Records from a data source:
_ _ _ _

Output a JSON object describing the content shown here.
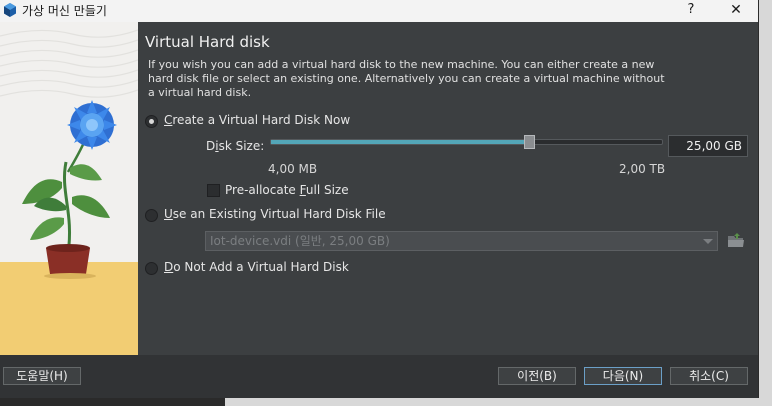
{
  "window": {
    "title": "가상 머신 만들기",
    "help": "?",
    "close": "✕"
  },
  "page": {
    "heading": "Virtual Hard disk",
    "description": "If you wish you can add a virtual hard disk to the new machine. You can either create a new hard disk file or select an existing one. Alternatively you can create a virtual machine without a virtual hard disk."
  },
  "options": {
    "create_now": {
      "pre": "",
      "key": "C",
      "post": "reate a Virtual Hard Disk Now",
      "selected": true
    },
    "use_existing": {
      "pre": "",
      "key": "U",
      "post": "se an Existing Virtual Hard Disk File",
      "selected": false
    },
    "do_not_add": {
      "pre": "",
      "key": "D",
      "post": "o Not Add a Virtual Hard Disk",
      "selected": false
    }
  },
  "disk_size": {
    "label_pre": "D",
    "label_key": "i",
    "label_post": "sk Size:",
    "value": "25,00 GB",
    "min_label": "4,00 MB",
    "max_label": "2,00 TB",
    "slider_fraction": 0.659
  },
  "preallocate": {
    "pre": "Pre-allocate ",
    "key": "F",
    "post": "ull Size",
    "checked": false
  },
  "existing_disk": {
    "value": "Iot-device.vdi (일반, 25,00 GB)"
  },
  "buttons": {
    "guide": "도움말(H)",
    "back": "이전(B)",
    "next": "다음(N)",
    "cancel": "취소(C)"
  },
  "colors": {
    "accent": "#53a6b8",
    "panel": "#3c3f41",
    "footer": "#313335",
    "art_sky": "#f1f0ee",
    "art_floor": "#f2cd73"
  },
  "icons": {
    "app": "virtualbox-icon",
    "folder": "folder-open-icon"
  }
}
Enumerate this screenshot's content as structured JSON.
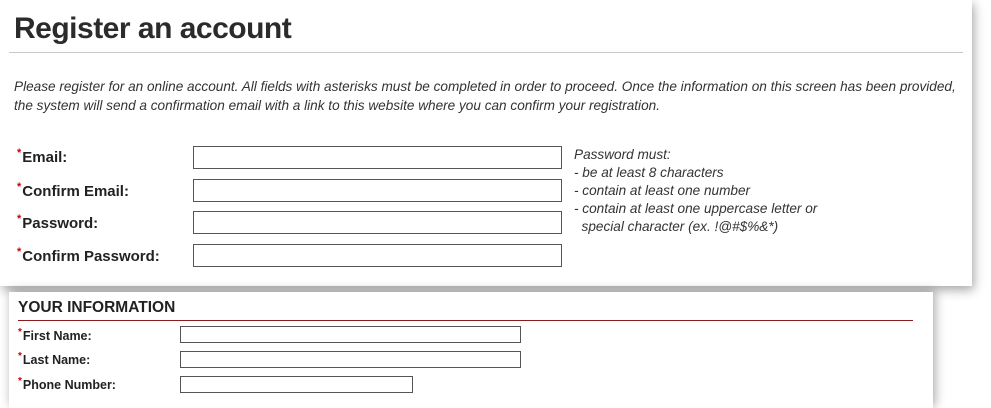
{
  "page": {
    "title": "Register an account",
    "intro": "Please register for an online account. All fields with asterisks must be completed in order to proceed. Once the information on this screen has been provided, the system will send a confirmation email with a link to this website where you can confirm your registration."
  },
  "required_marker": "*",
  "account": {
    "email_label": "Email:",
    "confirm_email_label": "Confirm Email:",
    "password_label": "Password:",
    "confirm_password_label": "Confirm Password:",
    "email_value": "",
    "confirm_email_value": "",
    "password_value": "",
    "confirm_password_value": ""
  },
  "password_rules": {
    "heading": "Password must:",
    "items": [
      "- be at least 8 characters",
      "- contain at least one number",
      "- contain at least one uppercase letter or",
      "  special character (ex. !@#$%&*)"
    ]
  },
  "your_information": {
    "section_title": "YOUR INFORMATION",
    "first_name_label": "First Name:",
    "last_name_label": "Last Name:",
    "phone_label": "Phone Number:",
    "first_name_value": "",
    "last_name_value": "",
    "phone_value": ""
  },
  "colors": {
    "required": "#cc0000",
    "section_rule": "#8b1a1a",
    "text": "#222222"
  }
}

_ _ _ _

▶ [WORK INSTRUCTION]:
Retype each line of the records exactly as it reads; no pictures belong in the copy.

▶ [YOUR RESPONSE]:
Output a JSON object describing the content shown here.
{
  "window": {
    "title": "가상 머신 만들기",
    "help": "?",
    "close": "✕"
  },
  "page": {
    "heading": "Virtual Hard disk",
    "description": "If you wish you can add a virtual hard disk to the new machine. You can either create a new hard disk file or select an existing one. Alternatively you can create a virtual machine without a virtual hard disk."
  },
  "options": {
    "create_now": {
      "pre": "",
      "key": "C",
      "post": "reate a Virtual Hard Disk Now",
      "selected": true
    },
    "use_existing": {
      "pre": "",
      "key": "U",
      "post": "se an Existing Virtual Hard Disk File",
      "selected": false
    },
    "do_not_add": {
      "pre": "",
      "key": "D",
      "post": "o Not Add a Virtual Hard Disk",
      "selected": false
    }
  },
  "disk_size": {
    "label_pre": "D",
    "label_key": "i",
    "label_post": "sk Size:",
    "value": "25,00 GB",
    "min_label": "4,00 MB",
    "max_label": "2,00 TB",
    "slider_fraction": 0.659
  },
  "preallocate": {
    "pre": "Pre-allocate ",
    "key": "F",
    "post": "ull Size",
    "checked": false
  },
  "existing_disk": {
    "value": "Iot-device.vdi (일반, 25,00 GB)"
  },
  "buttons": {
    "guide": "도움말(H)",
    "back": "이전(B)",
    "next": "다음(N)",
    "cancel": "취소(C)"
  },
  "colors": {
    "accent": "#53a6b8",
    "panel": "#3c3f41",
    "footer": "#313335",
    "art_sky": "#f1f0ee",
    "art_floor": "#f2cd73"
  },
  "icons": {
    "app": "virtualbox-icon",
    "folder": "folder-open-icon"
  }
}
Enumerate this screenshot's content as structured JSON.
{
  "page": {
    "title": "Register an account",
    "intro": "Please register for an online account. All fields with asterisks must be completed in order to proceed. Once the information on this screen has been provided, the system will send a confirmation email with a link to this website where you can confirm your registration."
  },
  "required_marker": "*",
  "account": {
    "email_label": "Email:",
    "confirm_email_label": "Confirm Email:",
    "password_label": "Password:",
    "confirm_password_label": "Confirm Password:",
    "email_value": "",
    "confirm_email_value": "",
    "password_value": "",
    "confirm_password_value": ""
  },
  "password_rules": {
    "heading": "Password must:",
    "items": [
      "- be at least 8 characters",
      "- contain at least one number",
      "- contain at least one uppercase letter or",
      "  special character (ex. !@#$%&*)"
    ]
  },
  "your_information": {
    "section_title": "YOUR INFORMATION",
    "first_name_label": "First Name:",
    "last_name_label": "Last Name:",
    "phone_label": "Phone Number:",
    "first_name_value": "",
    "last_name_value": "",
    "phone_value": ""
  },
  "colors": {
    "required": "#cc0000",
    "section_rule": "#8b1a1a",
    "text": "#222222"
  }
}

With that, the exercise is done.